Despite the somewhat funny title, Do Historical Matters Matter to Faith (henceforth DHMMF) is no joke! It is a behemoth of a book that is as academic in orientation as it is broad in the number of topics addressed. Spanning a wide variety of theological and historical issues, DHMMF is as much a treatment of biblical criticism as anything else.
The variety of topics addressed are too numerous to recount here, so allow me to point out a few of my favorites. I thoroughly enjoyed and benefitted from Alan Millard’s “Daniel in Babylon” essay. It seemed that Millard was willing to take on outlandish critical theories regarding the book of Daniel without overstating the evidence for the traditional view of Daniel. Further, Darrell Bock’s entry on “Precision and Accuracy” is a must read for any student of the Scriptures. Moreover, he provides a level of ancient cultural understanding and theological nuance that is often overlooked in evangelical circles.
Three other essays are worth mentioning. First, Mark Thompson’s handling of issues relating to inerrancy is well worth your time. Nothing groundbreaking is discussed here but he aids the reader in developing a strong framework with which to understand inerrancy concepts. Second, Eckhard Schnabel does a fine job in assessing the critical approaches to the authorship of I Timothy and Titus. Third, Richard Hess dives head first into the current debate on Yahwist cultism in pre-Judiasm, Israelite religion. Specifically, he makes a dedicated effort to tackle the notion of Yahweh having a consort. So, if you are interested in evolutionary religion discussions, the work of Hess will be quite valuable to you.

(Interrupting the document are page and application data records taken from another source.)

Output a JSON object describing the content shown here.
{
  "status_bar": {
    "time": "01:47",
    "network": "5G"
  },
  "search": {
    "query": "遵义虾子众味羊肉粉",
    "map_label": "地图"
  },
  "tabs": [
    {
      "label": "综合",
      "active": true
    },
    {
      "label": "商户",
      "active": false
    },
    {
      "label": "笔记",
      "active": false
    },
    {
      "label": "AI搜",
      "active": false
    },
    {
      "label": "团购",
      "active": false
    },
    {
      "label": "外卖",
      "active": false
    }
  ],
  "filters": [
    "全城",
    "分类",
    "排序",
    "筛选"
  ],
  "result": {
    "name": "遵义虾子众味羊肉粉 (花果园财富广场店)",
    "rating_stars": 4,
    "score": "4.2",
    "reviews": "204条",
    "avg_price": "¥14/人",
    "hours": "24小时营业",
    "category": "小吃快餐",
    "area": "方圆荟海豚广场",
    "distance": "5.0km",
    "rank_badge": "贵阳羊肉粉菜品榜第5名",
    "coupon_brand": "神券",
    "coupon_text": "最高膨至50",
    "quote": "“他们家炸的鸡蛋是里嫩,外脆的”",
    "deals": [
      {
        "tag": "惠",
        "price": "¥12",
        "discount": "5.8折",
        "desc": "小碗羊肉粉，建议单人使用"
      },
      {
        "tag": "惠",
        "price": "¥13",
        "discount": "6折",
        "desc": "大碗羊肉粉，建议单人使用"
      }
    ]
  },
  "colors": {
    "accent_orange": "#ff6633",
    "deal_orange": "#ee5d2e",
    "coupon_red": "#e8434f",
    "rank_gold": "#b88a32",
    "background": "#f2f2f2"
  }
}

Overall, I highly recommend DHMMF. There were a few essays I read and then wondered why they were included in this book. However, the sheer breadth of topics addressed tends to provide occasion for there to be some entries that seem out of place. Still, DHMMF is an academic achievement that should be widely read!